■ **Data entries**

'''

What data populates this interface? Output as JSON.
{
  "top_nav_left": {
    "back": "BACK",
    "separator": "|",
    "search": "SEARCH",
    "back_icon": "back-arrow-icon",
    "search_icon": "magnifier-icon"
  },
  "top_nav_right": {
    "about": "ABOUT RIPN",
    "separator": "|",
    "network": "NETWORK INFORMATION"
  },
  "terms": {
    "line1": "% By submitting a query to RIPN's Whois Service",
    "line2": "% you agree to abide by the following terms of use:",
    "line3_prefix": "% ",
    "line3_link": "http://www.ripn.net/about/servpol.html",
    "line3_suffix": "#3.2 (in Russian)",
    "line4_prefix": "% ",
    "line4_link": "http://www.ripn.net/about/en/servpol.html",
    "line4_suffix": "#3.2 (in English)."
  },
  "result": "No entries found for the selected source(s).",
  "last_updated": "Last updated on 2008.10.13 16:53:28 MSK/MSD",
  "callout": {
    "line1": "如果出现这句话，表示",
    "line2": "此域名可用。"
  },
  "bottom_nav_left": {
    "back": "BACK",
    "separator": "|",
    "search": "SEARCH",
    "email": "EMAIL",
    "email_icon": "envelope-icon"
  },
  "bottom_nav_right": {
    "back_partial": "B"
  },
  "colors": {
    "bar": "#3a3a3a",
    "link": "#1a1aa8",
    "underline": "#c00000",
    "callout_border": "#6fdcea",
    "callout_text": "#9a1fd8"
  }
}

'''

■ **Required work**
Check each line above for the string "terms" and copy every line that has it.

■ **Exercise output**
  "terms": {
    "line2": "% you agree to abide by the following terms of use:",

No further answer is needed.